Analysts who once downplayed the government's role in causing the financial crisis now have changed their tune, concluding that government regulations that promoted risky loans played a major role in spawning the crisis. In a May 3 note to clients, Michael Cembalest, the Chief Investment Officer of JP Morgan Private Bank, revised his 2009 account of what caused the financial crisis. Under the heading, “Retractions - the primary catalyst for the US housing crisis,” he wrote:
“US Agencies played a larger role in the housing crisis than we first reported. In January 2009, I wrote that the housing crisis was mostly a consequence of the private sector… However, over the last 2 years, analysts have dissected the housing crisis in greater detail. What emerges from new research is something quite different: government agencies now look to have guaranteed, originated or underwritten 60% of all “non-traditional” mortgages, which totaled $4.6 trillion in June 2008. What’s more, this research asserts that housing policies instituted in the early 1990s were explicitly designed to require US Agencies to make much riskier loans, with the ultimate goal of pushing private sector banks to adopt the same standards.” (emphasis in original)
Clinton-era affordable housing mandates were also a key reason for the risky lending. The Washington Examiner cited a recent study by Peter Wallison, who had prophetically warned about risky financial practices for years, finding that two-thirds of all bad mortgages were either “bought by government agencies or required to be bought by private companies under government pressure.”
As the economist Thomas Sowell noted, liberal lawmakers and others ignored warnings about the dangers of these mandates:
“It was liberal Democrats, again led by Dodd and Frank, who for years pushed for Fannie Mae and Freddie Mac to go even further in promoting subprime mortgage loans, which are at the heart of today’s financial crisis. Alan Greenspan warned them four years ago. So did the Chairman of the Council of Economic Advisers . . . . the facts show that it was the government that pressured financial institutions in general to lend to subprime borrowers, with such things as the Community Reinvestment Act and, later, threats of legal action by then Attorney General Janet Reno if the feds did not like the statistics on who was getting loans and who wasn’t.”
The massive harm caused by these affordable-housing mandates is discussed in a study by Ed Pinto, a former executive of Fannie Mae, a government-sponsored mortgage giant that later had to be bailed out at a cost of hundreds of billions of dollars, partly as a result of such mandates. (Pinto was a Fannie Mae executive well before its fortunes deteriorated.)
Banks and mortgage companies have long been under pressure from lawmakers and regulators to give loans to people with bad credit, in order to provide “affordable housing” and promote “diversity.” That played a key role in triggering the mortgage crisis, judging from a story in the New York Times.
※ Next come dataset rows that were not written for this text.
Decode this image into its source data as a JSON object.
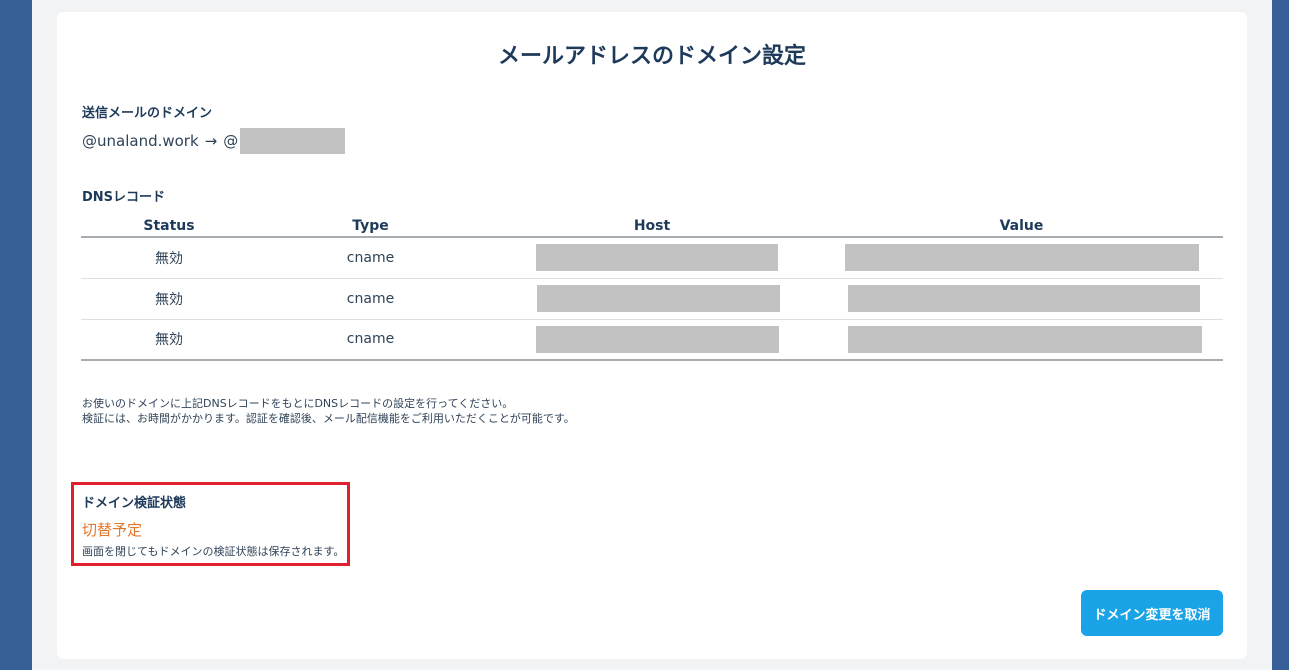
{
  "page": {
    "title": "メールアドレスのドメイン設定"
  },
  "sender": {
    "label": "送信メールのドメイン",
    "from_domain": "@unaland.work",
    "arrow": "→",
    "to_prefix": "@"
  },
  "dns": {
    "label": "DNSレコード",
    "columns": [
      "Status",
      "Type",
      "Host",
      "Value"
    ],
    "rows": [
      {
        "status": "無効",
        "type": "cname"
      },
      {
        "status": "無効",
        "type": "cname"
      },
      {
        "status": "無効",
        "type": "cname"
      }
    ]
  },
  "notes": {
    "line1": "お使いのドメインに上記DNSレコードをもとにDNSレコードの設定を行ってください。",
    "line2": "検証には、お時間がかかります。認証を確認後、メール配信機能をご利用いただくことが可能です。"
  },
  "verification": {
    "label": "ドメイン検証状態",
    "status": "切替予定",
    "note": "画面を閉じてもドメインの検証状態は保存されます。"
  },
  "actions": {
    "cancel_label": "ドメイン変更を取消"
  },
  "colors": {
    "background": "#365f98",
    "status_pending": "#e2782d",
    "button": "#1aa3e6",
    "highlight_border": "#e0202a",
    "redaction": "#c2c2c2"
  }
}
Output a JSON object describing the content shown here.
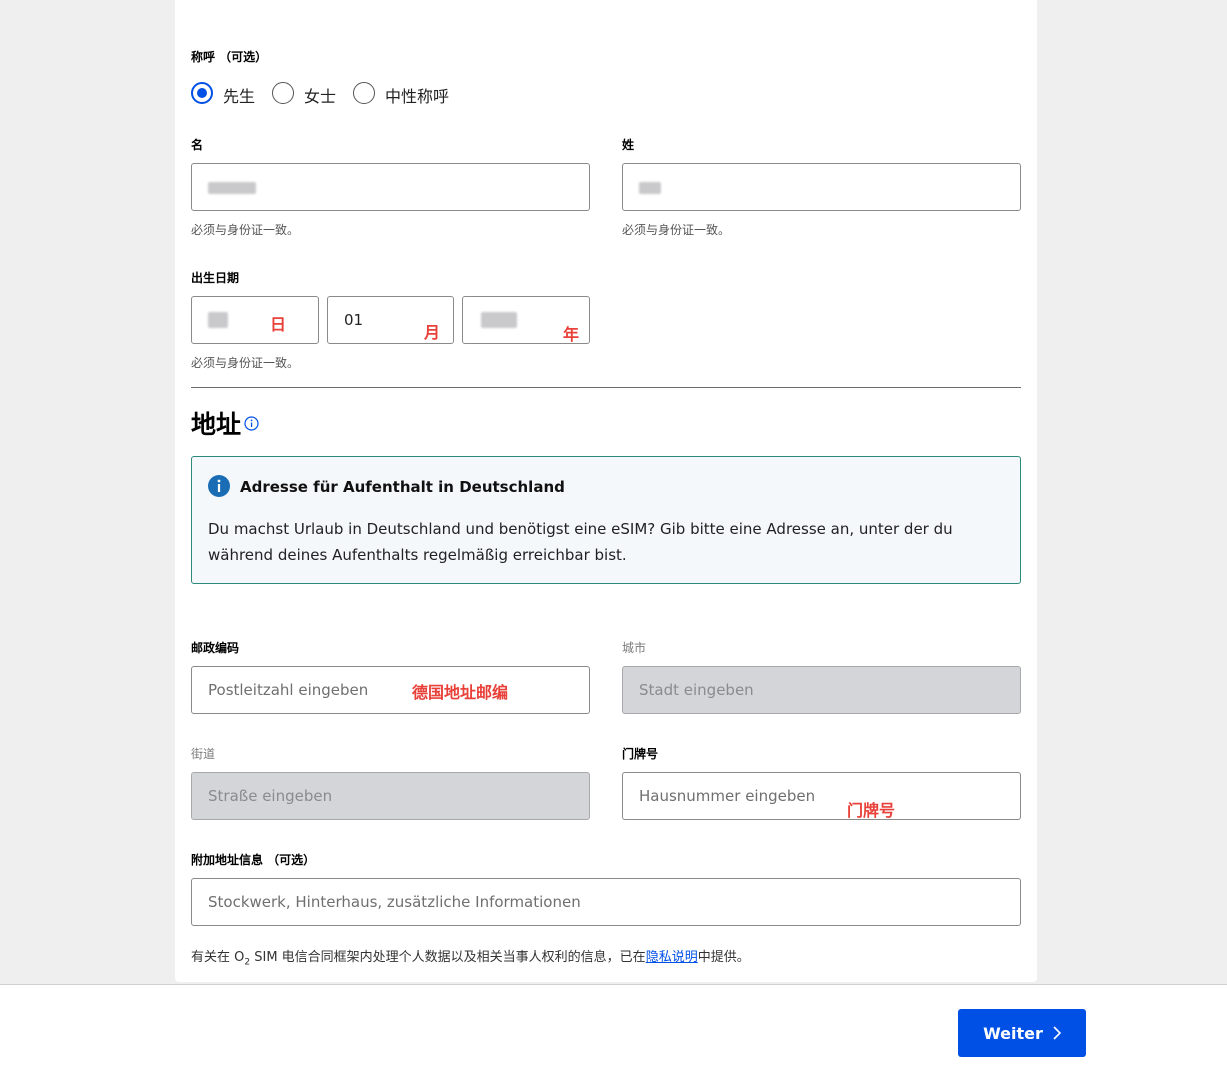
{
  "salutation": {
    "label": "称呼 （可选）",
    "options": [
      {
        "label": "先生",
        "checked": true
      },
      {
        "label": "女士",
        "checked": false
      },
      {
        "label": "中性称呼",
        "checked": false
      }
    ]
  },
  "first_name": {
    "label": "名",
    "hint": "必须与身份证一致。"
  },
  "last_name": {
    "label": "姓",
    "hint": "必须与身份证一致。"
  },
  "birthdate": {
    "label": "出生日期",
    "day_annotation": "日",
    "month_value": "01",
    "month_annotation": "月",
    "year_annotation": "年",
    "hint": "必须与身份证一致。"
  },
  "address": {
    "title": "地址",
    "info_box": {
      "title": "Adresse für Aufenthalt in Deutschland",
      "body": "Du machst Urlaub in Deutschland und benötigst eine eSIM? Gib bitte eine Adresse an, unter der du während deines Aufenthalts regelmäßig erreichbar bist."
    },
    "postcode": {
      "label": "邮政编码",
      "placeholder": "Postleitzahl eingeben",
      "annotation": "德国地址邮编"
    },
    "city": {
      "label": "城市",
      "placeholder": "Stadt eingeben"
    },
    "street": {
      "label": "街道",
      "placeholder": "Straße eingeben"
    },
    "house_number": {
      "label": "门牌号",
      "placeholder": "Hausnummer eingeben",
      "annotation": "门牌号"
    },
    "additional": {
      "label": "附加地址信息 （可选）",
      "placeholder": "Stockwerk, Hinterhaus, zusätzliche Informationen"
    }
  },
  "privacy": {
    "prefix": "有关在 O",
    "sub": "2",
    "middle": " SIM 电信合同框架内处理个人数据以及相关当事人权利的信息，已在",
    "link": "隐私说明",
    "suffix": "中提供。"
  },
  "footer": {
    "next_button": "Weiter"
  },
  "colors": {
    "accent": "#0050e6",
    "annotation": "#e8413a",
    "info_border": "#2b8a7c"
  }
}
For example, “a high-ranking Democrat telephoned executives and screamed at them to purchase more loans from low-income borrowers, according to a Congressional source.” The executives of government-backed mortgage giants Fannie Mae and Freddie Mac “eventually yielded to those pressures, effectively wagering that if things got too bad, the government would bail them out.”
The Obama administration is now stepping up pressure on banks to make more risky loans, as I explain at the Washington Examiner, including setting up a Justice Department task force to sue banks that refuse to make such loans.